Cultural control involves actions that modify a habitat to make it unsuitable for a particular pest, such as reducing the amount of water or changing the environment. This includes the use of mulches and other cultural practices for weed management, and mowing or tilling to disrupt a pest’s root systems. This type of control can also be achieved through the placement of repellents, which deter or frighten pests away from an area.

Physical and mechanical controls are ways to physically manipulate a pest or their environment, including barriers, exclusion, and traps. Examples of these include fencing, netting, screens, and sealing cracks, crevices, and openings to buildings to exclude rodents and other pests. Traps can be made of a variety of materials, and some have pheromones incorporated to increase the capture efficiency of specific types of pest insects.

Biological controls utilize living organisms to kill or control pest populations, usually by feeding on them. These include natural predators, parasites, and pathogens. These are often more environmentally friendly than chemical controls, but they can be slow to work. They are also usually only feasible for small pest invasions. Biological control agents must be introduced into an area and can take time to gain a foothold and suppress the pest population.

Chemical controls rely on toxic substances to kill or control pests. They are typically applied as sprays or powders. They can be more effective than other control methods when the pest is at a vulnerable stage of its life cycle or when the problem is widespread. However, they can harm surfaces and nontarget organisms and may be ineffective against some pests.

Many pests have certain “windows of opportunity” during their lives when they are easier to manage, such as in the early stages of a plant’s growth or during an immature stage of an insect. This makes preventive and cultural tactics more effective.


A pesticide is any substance or mixture of substances intended for preventing, killing, destroying or controlling unwanted pests (including insects, weeds and diseases) on crops, plants, soil, wood and other materials.
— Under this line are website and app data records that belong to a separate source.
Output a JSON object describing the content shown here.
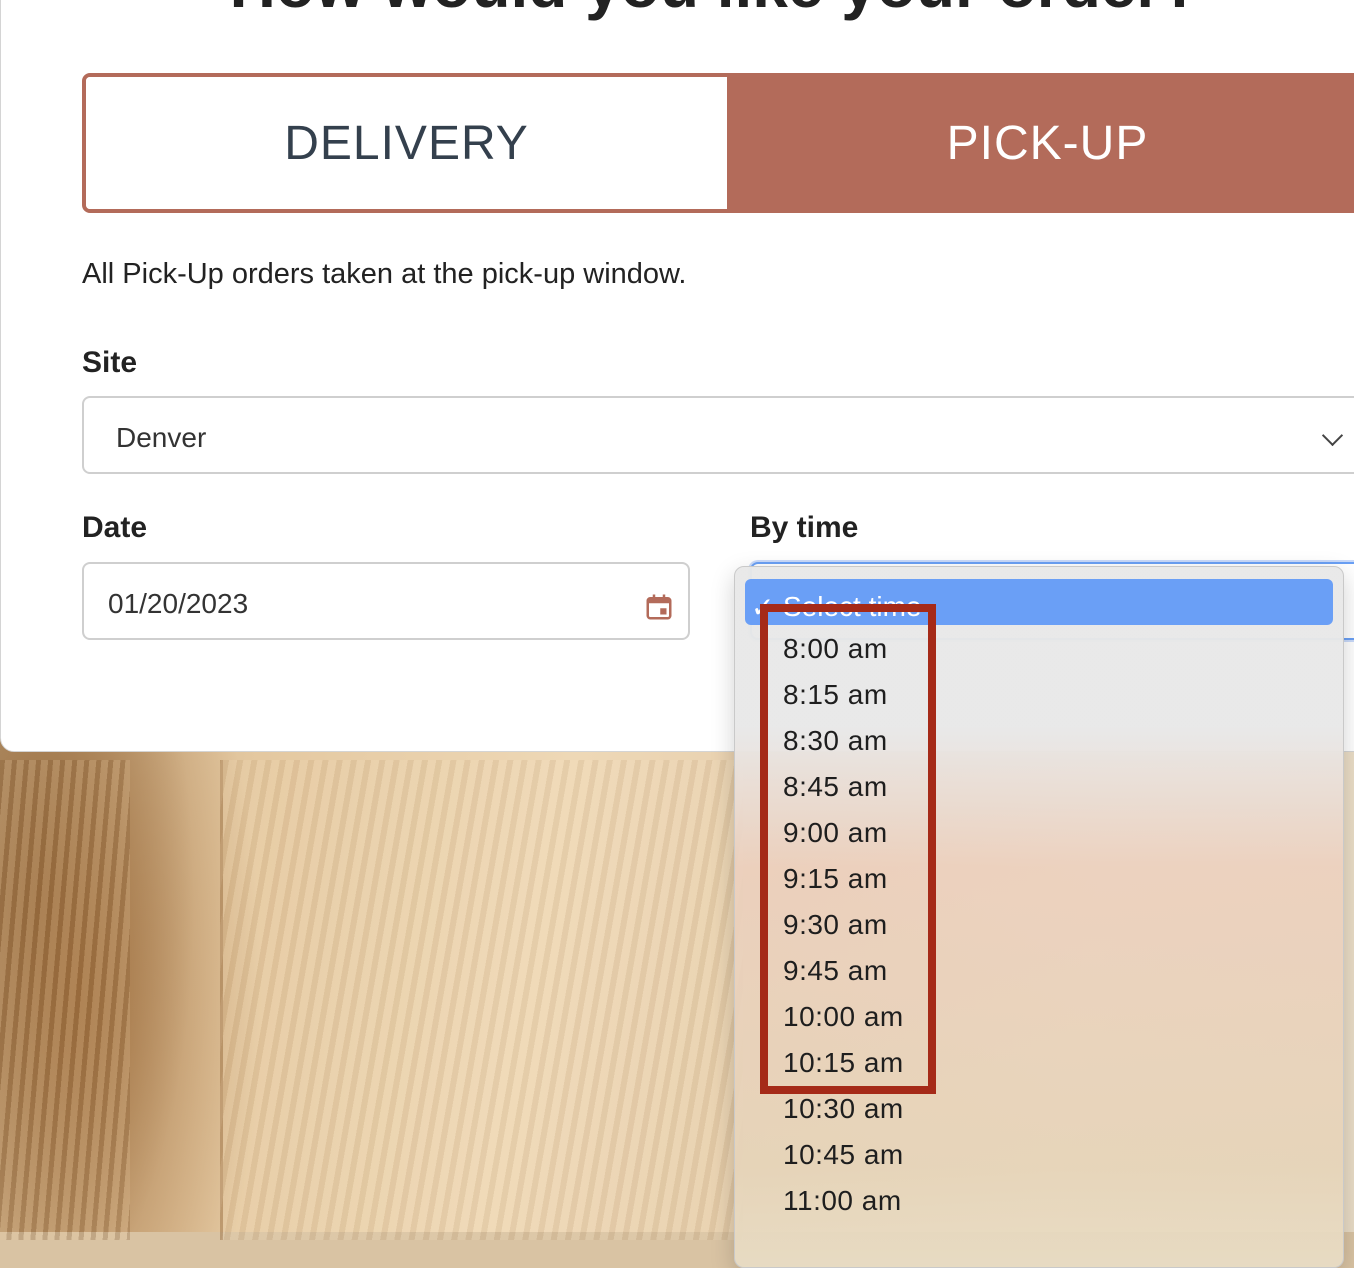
{
  "heading": "How would you like your order?",
  "tabs": {
    "delivery": "DELIVERY",
    "pickup": "PICK-UP",
    "active": "PICK-UP"
  },
  "info_text": "All Pick-Up orders taken at the pick-up window.",
  "site": {
    "label": "Site",
    "value": "Denver"
  },
  "date": {
    "label": "Date",
    "value": "01/20/2023"
  },
  "time": {
    "label": "By time",
    "selected": "Select time",
    "options": [
      "8:00 am",
      "8:15 am",
      "8:30 am",
      "8:45 am",
      "9:00 am",
      "9:15 am",
      "9:30 am",
      "9:45 am",
      "10:00 am",
      "10:15 am",
      "10:30 am",
      "10:45 am",
      "11:00 am"
    ]
  },
  "colors": {
    "accent": "#b36b5a",
    "highlight_box": "#a52a18",
    "selected_option": "#6a9ff6"
  },
  "icons": {
    "date_picker": "calendar-icon",
    "site_dropdown": "chevron-down-icon",
    "time_selected": "checkmark-icon"
  }
}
The term also applies to fungicides and rodenticides. Pesticides are marketed in a variety of forms including liquid sprays, powders, solid granules and other formulations. They contain an active ingredient or ingredients that have the pesticidal effect and a non-active material called an adjuvant, which is added to improve the application of the pesticide.

When used improperly, pesticides can cause a host of health problems for people and other living things. Some of these include headaches, dizziness, muscular twitching, weakness, tingling sensations and nausea. Acute exposures to very high doses can be life-threatening, increase risk of miscarriage during pregnancy and harm the endocrine system by interfering with hormone production.
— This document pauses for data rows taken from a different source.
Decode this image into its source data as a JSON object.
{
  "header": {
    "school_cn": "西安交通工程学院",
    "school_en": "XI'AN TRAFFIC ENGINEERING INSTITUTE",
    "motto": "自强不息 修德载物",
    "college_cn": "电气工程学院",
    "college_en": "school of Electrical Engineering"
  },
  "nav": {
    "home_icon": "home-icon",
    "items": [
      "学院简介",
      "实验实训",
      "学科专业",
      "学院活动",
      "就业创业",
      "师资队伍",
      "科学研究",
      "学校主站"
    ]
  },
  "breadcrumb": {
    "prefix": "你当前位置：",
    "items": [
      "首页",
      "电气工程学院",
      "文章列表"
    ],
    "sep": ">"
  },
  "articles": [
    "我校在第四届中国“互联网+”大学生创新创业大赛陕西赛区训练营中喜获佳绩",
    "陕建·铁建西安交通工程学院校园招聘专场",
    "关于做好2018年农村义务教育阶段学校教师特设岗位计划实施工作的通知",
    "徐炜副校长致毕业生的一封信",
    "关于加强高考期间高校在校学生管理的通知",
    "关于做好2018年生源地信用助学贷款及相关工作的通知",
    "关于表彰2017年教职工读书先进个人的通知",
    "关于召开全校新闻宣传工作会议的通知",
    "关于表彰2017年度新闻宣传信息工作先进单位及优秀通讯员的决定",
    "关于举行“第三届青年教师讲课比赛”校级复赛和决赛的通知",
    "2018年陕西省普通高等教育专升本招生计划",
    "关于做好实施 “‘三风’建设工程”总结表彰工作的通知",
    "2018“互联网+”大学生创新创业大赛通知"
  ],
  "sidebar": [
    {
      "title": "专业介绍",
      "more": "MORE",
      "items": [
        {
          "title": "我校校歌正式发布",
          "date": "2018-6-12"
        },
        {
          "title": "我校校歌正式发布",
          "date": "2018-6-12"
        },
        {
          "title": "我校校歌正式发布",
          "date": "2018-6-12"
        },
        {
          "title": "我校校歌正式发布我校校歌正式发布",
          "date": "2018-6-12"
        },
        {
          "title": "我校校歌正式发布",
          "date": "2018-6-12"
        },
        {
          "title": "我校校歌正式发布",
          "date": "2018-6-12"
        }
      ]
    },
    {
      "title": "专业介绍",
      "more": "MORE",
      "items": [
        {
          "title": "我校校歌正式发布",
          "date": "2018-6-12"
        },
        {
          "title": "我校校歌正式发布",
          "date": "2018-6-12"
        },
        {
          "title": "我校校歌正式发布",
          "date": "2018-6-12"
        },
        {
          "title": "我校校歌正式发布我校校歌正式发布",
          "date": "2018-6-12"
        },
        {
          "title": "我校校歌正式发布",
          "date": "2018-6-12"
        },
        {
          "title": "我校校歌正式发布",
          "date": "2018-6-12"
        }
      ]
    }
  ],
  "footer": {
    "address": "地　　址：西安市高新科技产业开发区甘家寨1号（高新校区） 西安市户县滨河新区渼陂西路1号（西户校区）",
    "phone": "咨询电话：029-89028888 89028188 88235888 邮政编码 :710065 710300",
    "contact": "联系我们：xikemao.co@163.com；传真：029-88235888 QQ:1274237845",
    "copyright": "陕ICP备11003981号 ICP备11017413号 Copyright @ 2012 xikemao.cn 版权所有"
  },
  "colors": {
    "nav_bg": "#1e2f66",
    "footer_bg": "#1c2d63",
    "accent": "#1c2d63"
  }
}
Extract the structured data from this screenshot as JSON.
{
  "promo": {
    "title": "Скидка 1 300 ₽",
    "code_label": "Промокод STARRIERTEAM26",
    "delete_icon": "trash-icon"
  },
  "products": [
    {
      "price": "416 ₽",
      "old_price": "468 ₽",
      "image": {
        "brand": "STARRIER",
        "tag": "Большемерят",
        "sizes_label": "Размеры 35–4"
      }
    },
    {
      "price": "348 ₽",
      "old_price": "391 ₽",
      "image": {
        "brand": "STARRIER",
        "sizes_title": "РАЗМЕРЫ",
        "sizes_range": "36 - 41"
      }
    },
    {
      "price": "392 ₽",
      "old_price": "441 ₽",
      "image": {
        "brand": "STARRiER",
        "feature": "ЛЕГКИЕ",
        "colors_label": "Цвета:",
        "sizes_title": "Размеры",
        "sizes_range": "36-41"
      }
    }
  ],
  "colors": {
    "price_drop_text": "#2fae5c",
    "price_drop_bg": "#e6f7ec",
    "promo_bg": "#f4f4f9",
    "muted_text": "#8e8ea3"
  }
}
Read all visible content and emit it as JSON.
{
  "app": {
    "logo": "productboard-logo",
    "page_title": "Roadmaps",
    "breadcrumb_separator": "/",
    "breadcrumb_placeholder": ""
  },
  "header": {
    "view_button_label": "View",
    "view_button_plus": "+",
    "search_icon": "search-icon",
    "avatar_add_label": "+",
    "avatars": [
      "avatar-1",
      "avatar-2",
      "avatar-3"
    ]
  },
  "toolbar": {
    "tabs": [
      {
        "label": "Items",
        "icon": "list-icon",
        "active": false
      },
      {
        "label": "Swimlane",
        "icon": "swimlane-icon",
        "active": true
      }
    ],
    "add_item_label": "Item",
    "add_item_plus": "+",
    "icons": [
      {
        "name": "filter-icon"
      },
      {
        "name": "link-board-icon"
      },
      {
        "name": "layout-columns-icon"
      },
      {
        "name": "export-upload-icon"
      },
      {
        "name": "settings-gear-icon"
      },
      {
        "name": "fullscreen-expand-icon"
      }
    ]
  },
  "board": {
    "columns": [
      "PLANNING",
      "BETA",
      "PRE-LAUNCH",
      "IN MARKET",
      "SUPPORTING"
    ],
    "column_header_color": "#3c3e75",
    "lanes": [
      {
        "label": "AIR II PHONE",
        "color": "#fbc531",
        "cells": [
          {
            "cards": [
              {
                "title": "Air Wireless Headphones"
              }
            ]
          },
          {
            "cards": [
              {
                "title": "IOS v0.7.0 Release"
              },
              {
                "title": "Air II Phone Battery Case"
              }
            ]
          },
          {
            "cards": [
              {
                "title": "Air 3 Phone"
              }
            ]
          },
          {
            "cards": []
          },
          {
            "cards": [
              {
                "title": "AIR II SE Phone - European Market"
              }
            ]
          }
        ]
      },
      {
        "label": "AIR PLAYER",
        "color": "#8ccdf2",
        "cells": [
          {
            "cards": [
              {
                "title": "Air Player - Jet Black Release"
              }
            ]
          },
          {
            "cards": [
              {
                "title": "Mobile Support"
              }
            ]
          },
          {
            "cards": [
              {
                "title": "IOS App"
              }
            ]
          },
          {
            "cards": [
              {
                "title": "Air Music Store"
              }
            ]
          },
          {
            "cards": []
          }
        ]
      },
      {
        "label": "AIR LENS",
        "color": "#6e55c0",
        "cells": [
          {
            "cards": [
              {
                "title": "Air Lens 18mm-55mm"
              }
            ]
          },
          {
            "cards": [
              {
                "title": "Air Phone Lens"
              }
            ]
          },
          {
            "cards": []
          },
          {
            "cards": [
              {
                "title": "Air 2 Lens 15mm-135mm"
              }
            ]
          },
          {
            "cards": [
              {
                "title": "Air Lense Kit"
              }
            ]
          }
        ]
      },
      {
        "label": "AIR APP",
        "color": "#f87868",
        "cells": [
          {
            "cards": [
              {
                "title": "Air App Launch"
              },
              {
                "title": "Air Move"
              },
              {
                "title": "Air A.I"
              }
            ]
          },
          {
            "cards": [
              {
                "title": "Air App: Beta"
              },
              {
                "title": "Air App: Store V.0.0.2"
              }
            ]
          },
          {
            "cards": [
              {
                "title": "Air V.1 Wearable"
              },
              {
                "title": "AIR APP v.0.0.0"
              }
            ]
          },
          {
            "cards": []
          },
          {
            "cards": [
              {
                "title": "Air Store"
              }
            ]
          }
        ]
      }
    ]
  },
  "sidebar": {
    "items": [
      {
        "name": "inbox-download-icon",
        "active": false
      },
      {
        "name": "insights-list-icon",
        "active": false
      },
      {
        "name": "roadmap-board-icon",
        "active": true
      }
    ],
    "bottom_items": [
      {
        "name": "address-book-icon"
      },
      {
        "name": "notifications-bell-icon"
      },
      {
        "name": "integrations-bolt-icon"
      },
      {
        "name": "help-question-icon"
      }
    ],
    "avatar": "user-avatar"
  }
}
Most pesticides have negative influences on non-target organisms as well. This may be through direct contact with the pesticide or through residual chemicals that remain on the target plant and influence non-target species at a later stage. These can be harmful to honeybees, wildlife, aquatic ecosystems and other beneficial organisms. They can also reduce biodiversity, contribute to pollinator decline and destroy or damage habitat.

Some pesticides are very volatile and vaporize into the air when they are applied, while others are absorbed by the plant and move through the xylem and phloem to the roots, leaves or fruit. The way in which a pesticide acts is usually described on the product label. It is important to select a pesticide that is designed for the specific pest you are trying to control and to follow the instructions carefully.

Many pesticides are regulated because of their impacts on human and environmental health. Whenever possible, use alternative methods of pest control. If you must use a pesticide, always select the least toxic one available and only apply it to the area that needs treatment. Also, always seek medical attention immediately if you suspect that you have been exposed to a pesticide. If you work with pesticides on a farm or garden, it is critical to wear proper equipment and always follow label instructions.